- _Task to carry out_: Could you filter the listing for lines with the word "icon" and return them?

- _Extracted data_:
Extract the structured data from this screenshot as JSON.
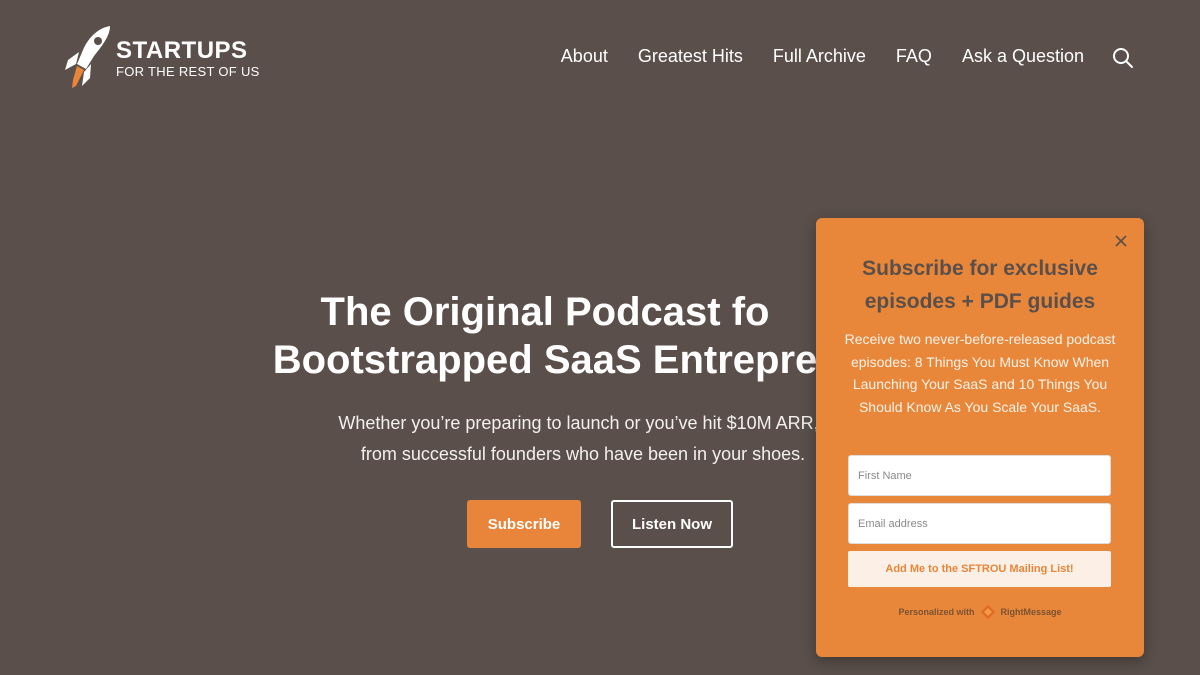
{
  "header": {
    "logo_title": "STARTUPS",
    "logo_subtitle": "FOR THE REST OF US",
    "nav": [
      {
        "label": "About"
      },
      {
        "label": "Greatest Hits"
      },
      {
        "label": "Full Archive"
      },
      {
        "label": "FAQ"
      },
      {
        "label": "Ask a Question"
      }
    ],
    "search_icon": "search-icon"
  },
  "hero": {
    "title_line1": "The Original Podcast fo",
    "title_line2": "Bootstrapped SaaS Entrepre",
    "subtitle_line1": "Whether you’re preparing to launch or you’ve hit $10M ARR, l",
    "subtitle_line2": "from successful founders who have been in your shoes.",
    "subscribe_label": "Subscribe",
    "listen_label": "Listen Now"
  },
  "popup": {
    "title_line1": "Subscribe for exclusive",
    "title_line2": "episodes + PDF guides",
    "description": "Receive two never-before-released podcast episodes: 8 Things You Must Know When Launching Your SaaS and 10 Things You Should Know As You Scale Your SaaS.",
    "first_name_placeholder": "First Name",
    "email_placeholder": "Email address",
    "submit_label": "Add Me to the SFTROU Mailing List!",
    "powered_prefix": "Personalized with",
    "powered_brand": "RightMessage"
  },
  "colors": {
    "background": "#5a4f4a",
    "accent": "#e8853a",
    "popup_bg": "#e8873a"
  }
}
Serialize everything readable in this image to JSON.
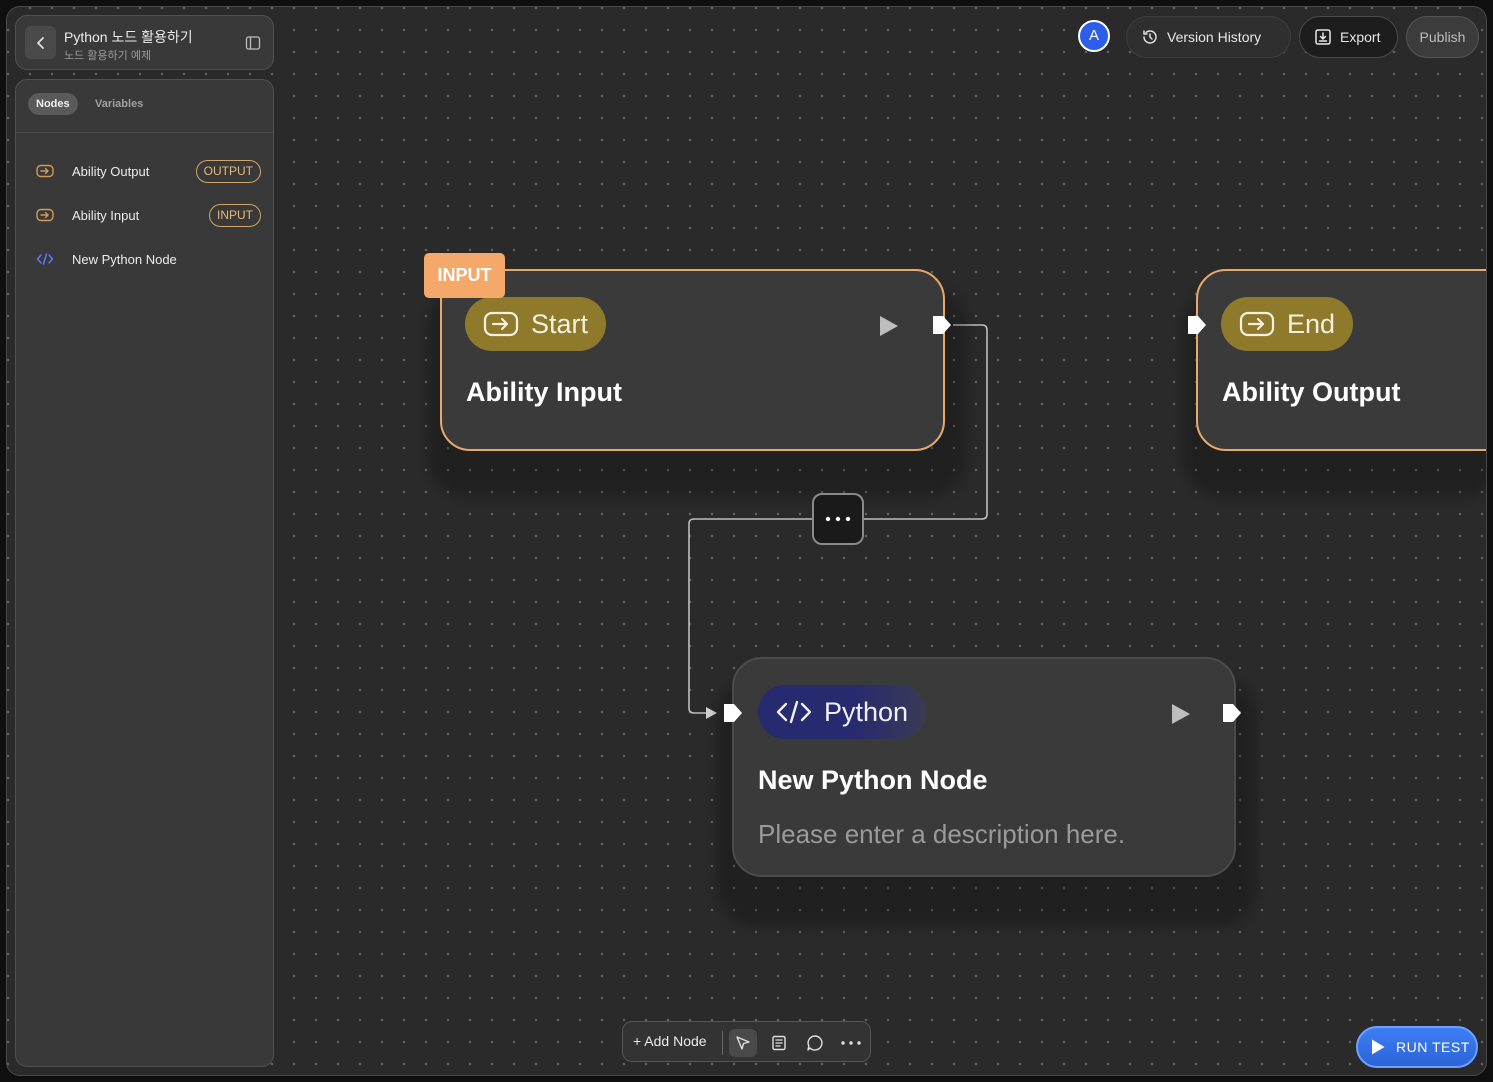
{
  "header": {
    "title": "Python 노드 활용하기",
    "subtitle": "노드 활용하기 예제"
  },
  "sidebar": {
    "tabs": [
      {
        "label": "Nodes",
        "active": true
      },
      {
        "label": "Variables",
        "active": false
      }
    ],
    "items": [
      {
        "label": "Ability Output",
        "badge": "OUTPUT",
        "icon": "io-arrow-icon"
      },
      {
        "label": "Ability Input",
        "badge": "INPUT",
        "icon": "io-arrow-icon"
      },
      {
        "label": "New Python Node",
        "badge": "",
        "icon": "code-icon"
      }
    ]
  },
  "topbar": {
    "avatar": "A",
    "version_history": "Version History",
    "export": "Export",
    "publish": "Publish"
  },
  "canvas": {
    "input_tag": "INPUT",
    "nodes": [
      {
        "id": "start",
        "pill": "Start",
        "title": "Ability Input"
      },
      {
        "id": "end",
        "pill": "End",
        "title": "Ability Output"
      },
      {
        "id": "python",
        "pill": "Python",
        "title": "New Python Node",
        "description": "Please enter a description here."
      }
    ]
  },
  "bottom_toolbar": {
    "add_node": "+ Add Node"
  },
  "run_test": "RUN TEST",
  "colors": {
    "io_border": "#e7a96a",
    "io_pill": "#8f7a2c",
    "python_pill": "#262a6e",
    "accent_blue": "#2c64d6"
  }
}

- _Answer section_:
    "search_icon": "search-icon"
        "icon": "io-arrow-icon"
        "icon": "io-arrow-icon"
        "icon": "code-icon"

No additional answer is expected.